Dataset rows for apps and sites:
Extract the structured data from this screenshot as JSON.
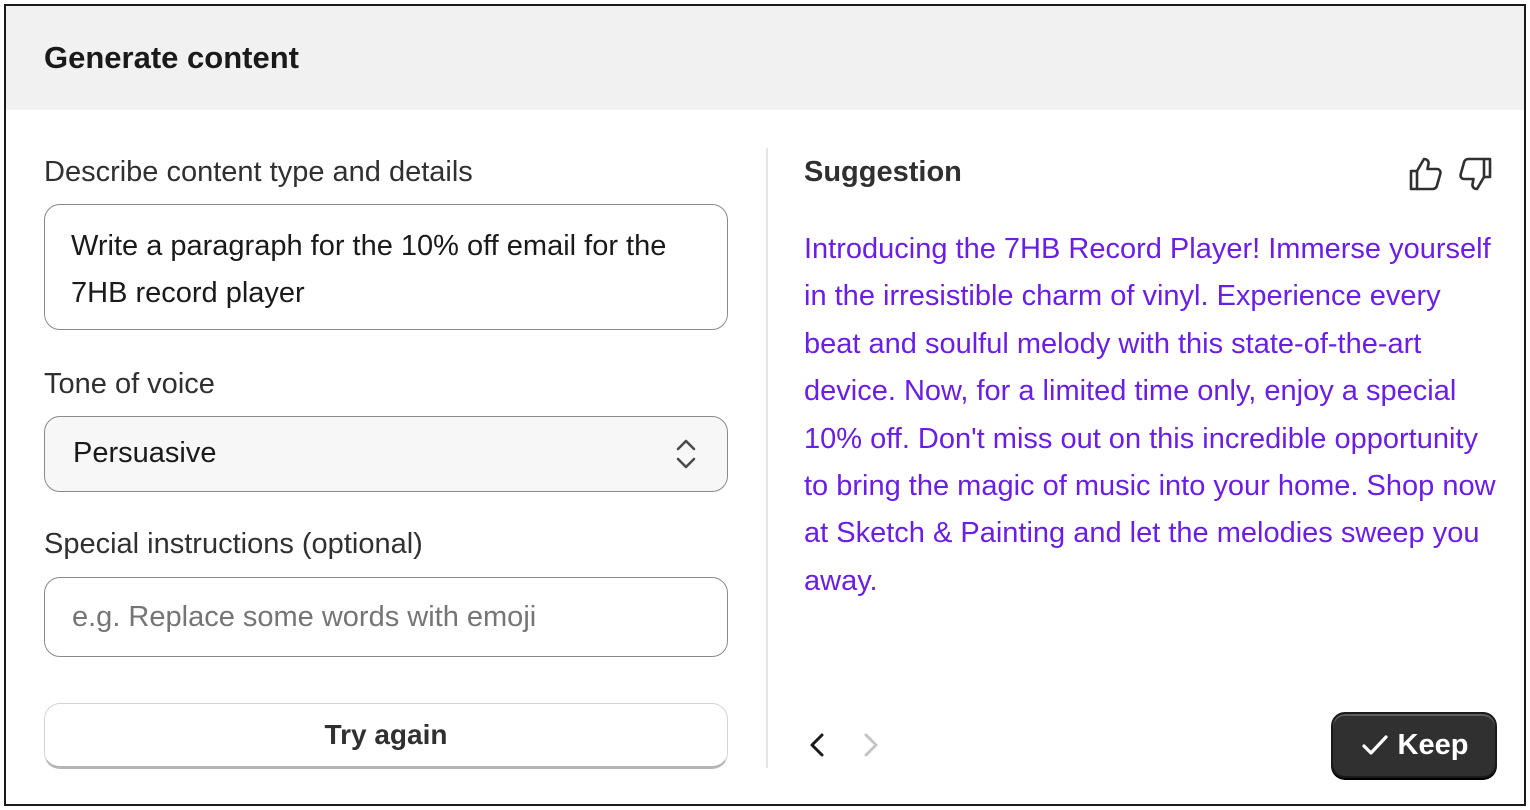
{
  "header": {
    "title": "Generate content"
  },
  "form": {
    "description_label": "Describe content type and details",
    "description_value": "Write a paragraph for the 10% off email for the 7HB record player",
    "tone_label": "Tone of voice",
    "tone_value": "Persuasive",
    "special_label": "Special instructions (optional)",
    "special_placeholder": "e.g. Replace some words with emoji",
    "special_value": "",
    "try_again_label": "Try again"
  },
  "suggestion": {
    "title": "Suggestion",
    "text": "Introducing the 7HB Record Player! Immerse yourself in the irresistible charm of vinyl. Experience every beat and soulful melody with this state-of-the-art device. Now, for a limited time only, enjoy a special 10% off. Don't miss out on this incredible opportunity to bring the magic of music into your home. Shop now at Sketch & Painting and let the melodies sweep you away.",
    "text_color": "#6a1ee6",
    "keep_label": "Keep",
    "icons": {
      "feedback_positive": "thumbs-up-icon",
      "feedback_negative": "thumbs-down-icon",
      "previous": "chevron-left-icon",
      "next": "chevron-right-icon",
      "confirm": "checkmark-icon"
    }
  }
}
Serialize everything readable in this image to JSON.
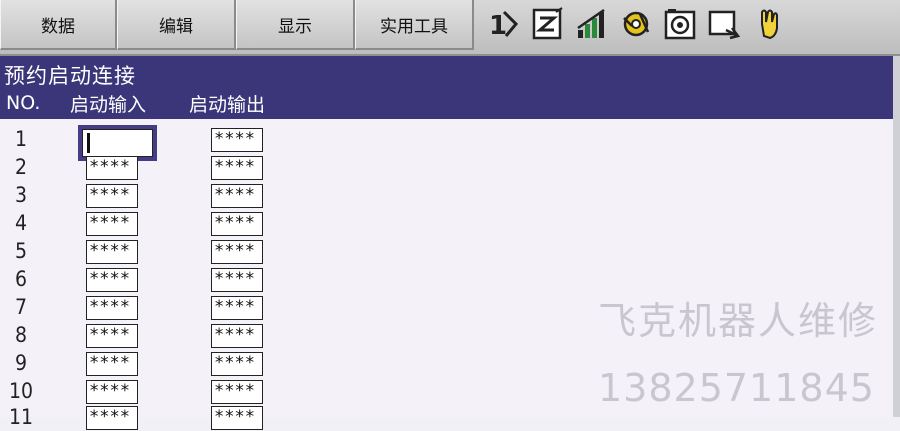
{
  "menu": {
    "items": [
      {
        "label": "数据"
      },
      {
        "label": "编辑"
      },
      {
        "label": "显示"
      },
      {
        "label": "实用工具"
      }
    ]
  },
  "toolbar": {
    "icons": [
      "line-step-icon",
      "edit-page-icon",
      "signal-bars-icon",
      "gear-tool-icon",
      "camera-frame-icon",
      "screen-arrow-icon",
      "hand-pointer-icon"
    ]
  },
  "header": {
    "title": "预约启动连接",
    "col_no": "NO.",
    "col_input": "启动输入",
    "col_output": "启动输出"
  },
  "rows": [
    {
      "no": "1",
      "input": "",
      "output": "****"
    },
    {
      "no": "2",
      "input": "****",
      "output": "****"
    },
    {
      "no": "3",
      "input": "****",
      "output": "****"
    },
    {
      "no": "4",
      "input": "****",
      "output": "****"
    },
    {
      "no": "5",
      "input": "****",
      "output": "****"
    },
    {
      "no": "6",
      "input": "****",
      "output": "****"
    },
    {
      "no": "7",
      "input": "****",
      "output": "****"
    },
    {
      "no": "8",
      "input": "****",
      "output": "****"
    },
    {
      "no": "9",
      "input": "****",
      "output": "****"
    },
    {
      "no": "10",
      "input": "****",
      "output": "****"
    },
    {
      "no": "11",
      "input": "****",
      "output": "****"
    }
  ],
  "watermark": {
    "line1": "飞克机器人维修",
    "line2": "13825711845"
  },
  "colors": {
    "header_bg": "#3b3579",
    "list_bg": "#f4f2f8"
  }
}
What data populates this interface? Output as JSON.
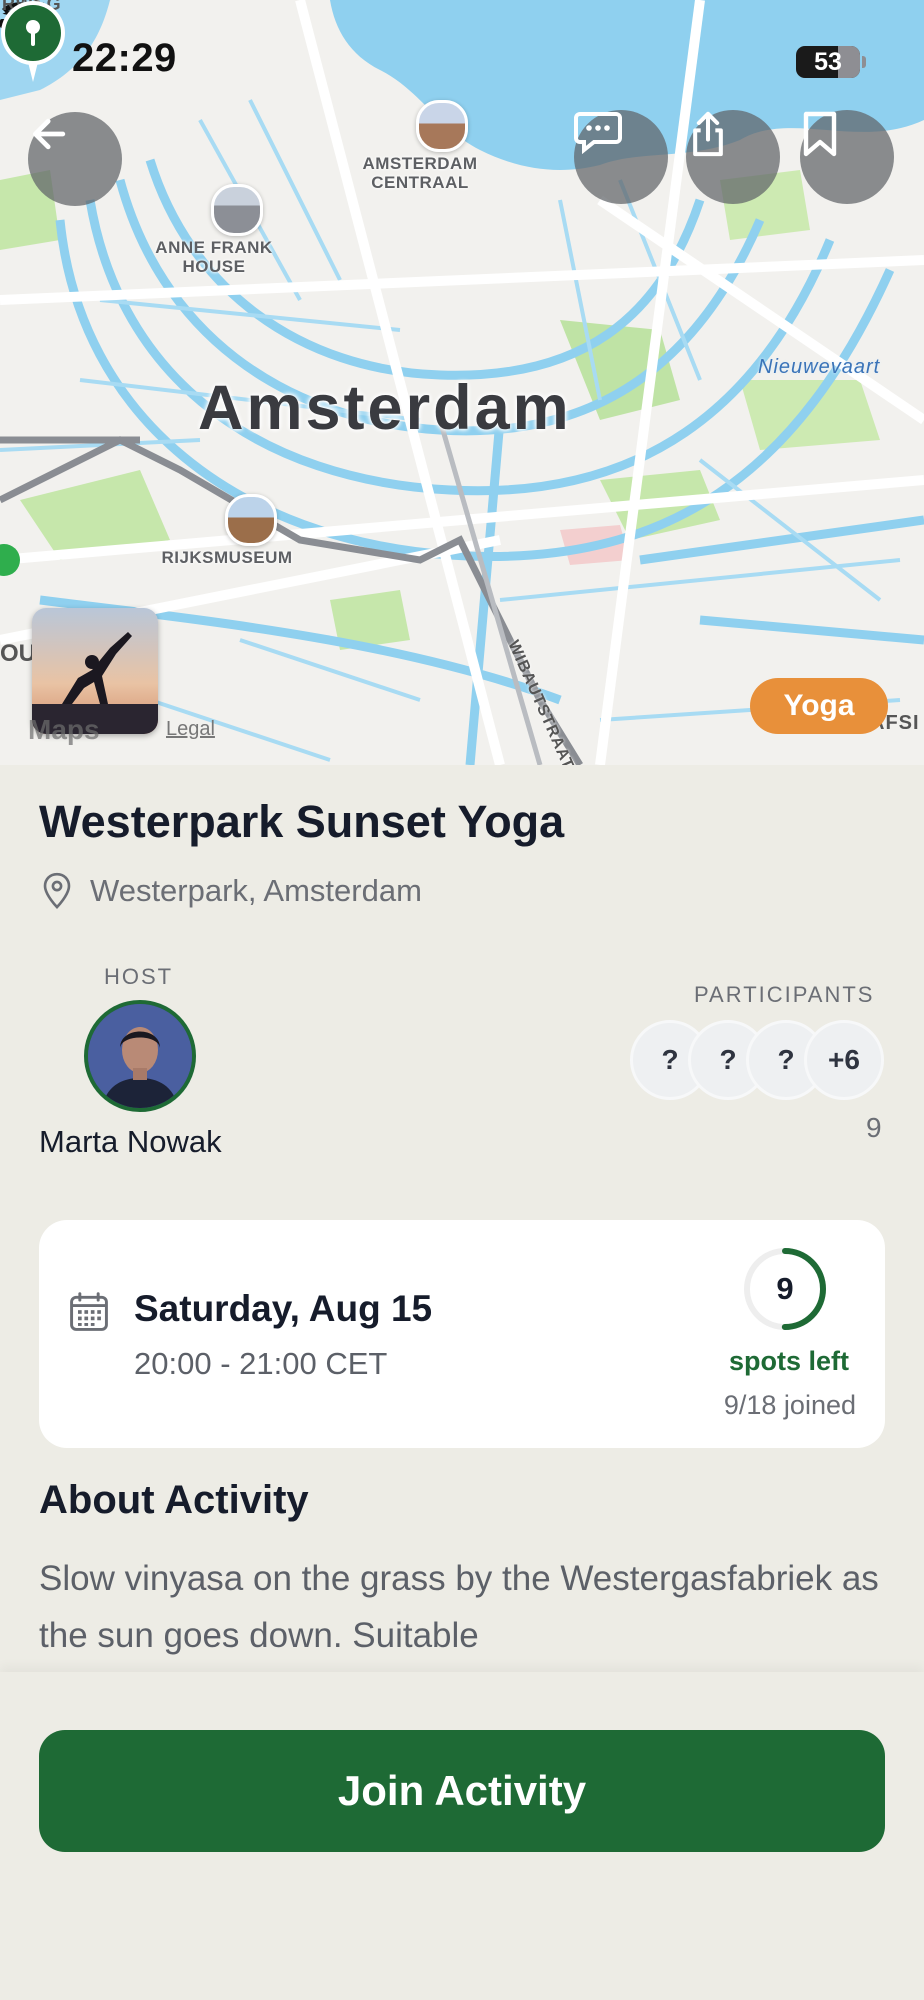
{
  "status_bar": {
    "time": "22:29",
    "battery": "53"
  },
  "map": {
    "city_label": "Amsterdam",
    "water_label": "Nieuwevaart",
    "street_label": "WIBAUTSTRAAT",
    "poi": [
      {
        "id": "anne-frank",
        "label_line1": "ANNE FRANK",
        "label_line2": "HOUSE"
      },
      {
        "id": "centraal",
        "label_line1": "AMSTERDAM",
        "label_line2": "CENTRAAL"
      },
      {
        "id": "rijksmuseum",
        "label_line1": "RIJKSMUSEUM",
        "label_line2": ""
      }
    ],
    "legal": "Legal",
    "maps_attribution": "Maps",
    "edge_fragments": {
      "top_left": "RWEG",
      "left": "OU",
      "right": "AFSI"
    },
    "category_tag": "Yoga"
  },
  "activity": {
    "title": "Westerpark Sunset Yoga",
    "location": "Westerpark, Amsterdam",
    "host_label": "HOST",
    "host_name": "Marta Nowak",
    "participants_label": "PARTICIPANTS",
    "participants": [
      "?",
      "?",
      "?",
      "+6"
    ],
    "participant_count": "9",
    "date": "Saturday, Aug 15",
    "time_range": "20:00 - 21:00 CET",
    "spots_left_number": "9",
    "spots_left_label": "spots left",
    "joined": "9/18 joined",
    "spots_fraction_filled": 0.5,
    "about_heading": "About Activity",
    "about_text": "Slow vinyasa on the grass by the Westergasfabriek as the sun goes down. Suitable"
  },
  "actions": {
    "join_label": "Join Activity"
  },
  "colors": {
    "primary_green": "#1e6a35",
    "tag_orange": "#e8903a",
    "background": "#edece5"
  },
  "icons": {
    "back": "arrow-left-icon",
    "chat": "chat-bubble-icon",
    "share": "share-icon",
    "bookmark": "bookmark-icon",
    "location": "location-pin-icon",
    "calendar": "calendar-icon"
  }
}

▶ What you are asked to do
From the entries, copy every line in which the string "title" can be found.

▶ Answer below
    "title": "Generate content"
    "title": "Suggestion",
    "title": "预约启动连接",
    "title": "Westerpark Sunset Yoga",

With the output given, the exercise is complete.